Goode, G., Tarleton H. Bean. "Hippoglossus." (image) <>. Accessed 9 April 2009Unlike all other vertebrates, the Pacific halibut is not dorso-ventrally orientated, but rather, laterally.  This adaption has evolved within the order Pleuronectiformes to better suit H. stenolepis as a bottom-dweller.  For the purpose of making anatomical references more clear in this paragraph, I will refer to the halibut as if it were being looked at dorso-ventrally, as pictured in black and white above and to the right.  The anal and pelvic fins on the "ventral" side are merged together to form one long fin that extends from below the gill slits to the tail.  The longer dorsal fin on the top of the body stretches from the head to the tail.  Each of the two lengthy fins broaden outwards from the body, coming to a point at the center of the fish, and then taper off again towards the tail.  These elongated, broadened fins help the flatfish to maintain a lateral balance.  The halibut's pectoral wings on the left and right sides of its body serve to orient it in the water, while the V-shaped muscular caudal fin provides most of the thrust.

Mezirow, A. "Halibut head." (image) Photo recieved 4 April 2009Mezirow, A. "Halibut body." (image) Photo recieved 4 April 2009

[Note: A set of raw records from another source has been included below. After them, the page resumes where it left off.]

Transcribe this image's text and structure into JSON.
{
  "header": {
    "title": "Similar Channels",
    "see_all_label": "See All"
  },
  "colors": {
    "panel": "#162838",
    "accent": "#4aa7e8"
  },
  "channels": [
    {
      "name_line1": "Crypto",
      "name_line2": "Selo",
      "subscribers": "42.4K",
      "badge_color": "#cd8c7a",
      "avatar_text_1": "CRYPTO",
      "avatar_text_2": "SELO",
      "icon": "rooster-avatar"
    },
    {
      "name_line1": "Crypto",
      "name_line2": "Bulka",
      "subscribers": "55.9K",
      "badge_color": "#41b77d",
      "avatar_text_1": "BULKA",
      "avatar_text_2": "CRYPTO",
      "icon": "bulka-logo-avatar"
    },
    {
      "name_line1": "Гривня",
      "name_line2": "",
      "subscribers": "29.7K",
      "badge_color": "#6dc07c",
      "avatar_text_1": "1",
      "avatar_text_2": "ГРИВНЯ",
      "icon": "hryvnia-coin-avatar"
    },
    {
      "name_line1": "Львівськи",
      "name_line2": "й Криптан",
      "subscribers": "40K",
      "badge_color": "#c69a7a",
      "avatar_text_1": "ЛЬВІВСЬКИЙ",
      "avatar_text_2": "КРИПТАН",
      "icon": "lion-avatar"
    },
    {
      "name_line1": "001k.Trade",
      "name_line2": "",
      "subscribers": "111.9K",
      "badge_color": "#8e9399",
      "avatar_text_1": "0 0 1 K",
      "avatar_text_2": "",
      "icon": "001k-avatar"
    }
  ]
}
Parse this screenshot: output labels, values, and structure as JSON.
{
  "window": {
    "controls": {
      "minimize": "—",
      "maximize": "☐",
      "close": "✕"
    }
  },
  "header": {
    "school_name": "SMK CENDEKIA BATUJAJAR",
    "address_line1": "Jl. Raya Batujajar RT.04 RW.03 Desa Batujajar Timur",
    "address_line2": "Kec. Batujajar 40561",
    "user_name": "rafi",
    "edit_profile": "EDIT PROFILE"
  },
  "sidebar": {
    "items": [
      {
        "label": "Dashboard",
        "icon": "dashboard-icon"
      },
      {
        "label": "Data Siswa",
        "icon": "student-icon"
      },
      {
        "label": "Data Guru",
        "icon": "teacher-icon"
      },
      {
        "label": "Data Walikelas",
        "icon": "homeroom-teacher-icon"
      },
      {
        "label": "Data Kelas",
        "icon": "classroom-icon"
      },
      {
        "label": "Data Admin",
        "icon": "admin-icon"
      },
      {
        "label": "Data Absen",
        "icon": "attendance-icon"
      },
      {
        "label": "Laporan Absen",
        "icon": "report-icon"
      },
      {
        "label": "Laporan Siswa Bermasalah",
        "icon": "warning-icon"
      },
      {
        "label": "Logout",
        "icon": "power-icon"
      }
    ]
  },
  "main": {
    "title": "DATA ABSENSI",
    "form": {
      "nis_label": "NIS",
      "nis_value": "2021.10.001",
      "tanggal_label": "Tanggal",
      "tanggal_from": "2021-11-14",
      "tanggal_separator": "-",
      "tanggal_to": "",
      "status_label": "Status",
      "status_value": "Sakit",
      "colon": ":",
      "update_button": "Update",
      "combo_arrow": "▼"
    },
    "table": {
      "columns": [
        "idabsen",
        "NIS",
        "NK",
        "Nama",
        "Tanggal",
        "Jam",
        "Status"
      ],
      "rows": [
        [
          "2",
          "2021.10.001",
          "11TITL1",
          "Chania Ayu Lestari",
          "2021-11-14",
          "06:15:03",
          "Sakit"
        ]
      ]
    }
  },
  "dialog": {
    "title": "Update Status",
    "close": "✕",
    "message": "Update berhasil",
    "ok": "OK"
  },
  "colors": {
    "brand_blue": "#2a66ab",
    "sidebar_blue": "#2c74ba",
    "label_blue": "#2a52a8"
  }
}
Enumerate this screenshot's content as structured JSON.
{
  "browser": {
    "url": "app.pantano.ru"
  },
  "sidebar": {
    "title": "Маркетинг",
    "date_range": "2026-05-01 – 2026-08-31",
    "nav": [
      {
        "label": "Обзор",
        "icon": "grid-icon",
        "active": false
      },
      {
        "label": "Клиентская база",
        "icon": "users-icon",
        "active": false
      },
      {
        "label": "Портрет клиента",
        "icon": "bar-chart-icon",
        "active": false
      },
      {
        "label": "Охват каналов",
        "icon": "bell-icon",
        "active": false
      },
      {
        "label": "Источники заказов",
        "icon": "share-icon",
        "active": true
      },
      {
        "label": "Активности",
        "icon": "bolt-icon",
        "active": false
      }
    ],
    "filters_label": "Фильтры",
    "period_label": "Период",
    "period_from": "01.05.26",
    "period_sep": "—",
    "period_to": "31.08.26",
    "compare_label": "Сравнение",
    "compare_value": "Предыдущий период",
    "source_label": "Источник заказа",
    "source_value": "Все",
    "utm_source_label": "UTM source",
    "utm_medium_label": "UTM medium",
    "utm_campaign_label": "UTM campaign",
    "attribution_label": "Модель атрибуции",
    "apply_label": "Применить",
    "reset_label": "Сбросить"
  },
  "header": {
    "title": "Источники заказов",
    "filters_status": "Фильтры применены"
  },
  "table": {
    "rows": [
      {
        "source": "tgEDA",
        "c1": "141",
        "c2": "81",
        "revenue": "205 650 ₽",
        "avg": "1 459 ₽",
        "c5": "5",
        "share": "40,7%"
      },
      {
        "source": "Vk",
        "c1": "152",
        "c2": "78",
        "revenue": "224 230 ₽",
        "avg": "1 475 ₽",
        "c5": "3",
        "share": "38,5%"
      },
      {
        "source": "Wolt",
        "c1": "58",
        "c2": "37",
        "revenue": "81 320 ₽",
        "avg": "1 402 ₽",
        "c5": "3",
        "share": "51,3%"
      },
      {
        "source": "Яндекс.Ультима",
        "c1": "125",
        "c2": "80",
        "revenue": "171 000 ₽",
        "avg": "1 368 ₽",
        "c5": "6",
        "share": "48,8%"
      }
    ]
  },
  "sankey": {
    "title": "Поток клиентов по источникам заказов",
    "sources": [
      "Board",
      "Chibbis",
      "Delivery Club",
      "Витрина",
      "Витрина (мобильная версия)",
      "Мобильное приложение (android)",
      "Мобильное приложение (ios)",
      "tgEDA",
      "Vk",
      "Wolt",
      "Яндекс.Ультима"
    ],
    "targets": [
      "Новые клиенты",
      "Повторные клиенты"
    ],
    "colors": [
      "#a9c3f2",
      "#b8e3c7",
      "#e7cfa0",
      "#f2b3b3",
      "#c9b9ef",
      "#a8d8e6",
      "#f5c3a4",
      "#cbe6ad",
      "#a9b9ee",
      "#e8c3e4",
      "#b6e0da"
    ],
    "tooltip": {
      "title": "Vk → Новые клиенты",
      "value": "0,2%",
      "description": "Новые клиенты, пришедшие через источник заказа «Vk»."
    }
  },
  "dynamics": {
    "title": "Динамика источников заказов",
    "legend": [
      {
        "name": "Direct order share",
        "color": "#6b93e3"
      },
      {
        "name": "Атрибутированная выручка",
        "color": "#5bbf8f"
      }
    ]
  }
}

The picture on the left shows a halibut's head as it is being pulled out of the water.  As you can see, the eyes are oriented to the right side of its mouth due to its unique development.  The photo on the right depicts the colored, right side of the fish as it emerges from the water.  Special thanks to Captain Andrew Mezirow for the images.

Go on to learn more about the behavior of the Pacific halibut.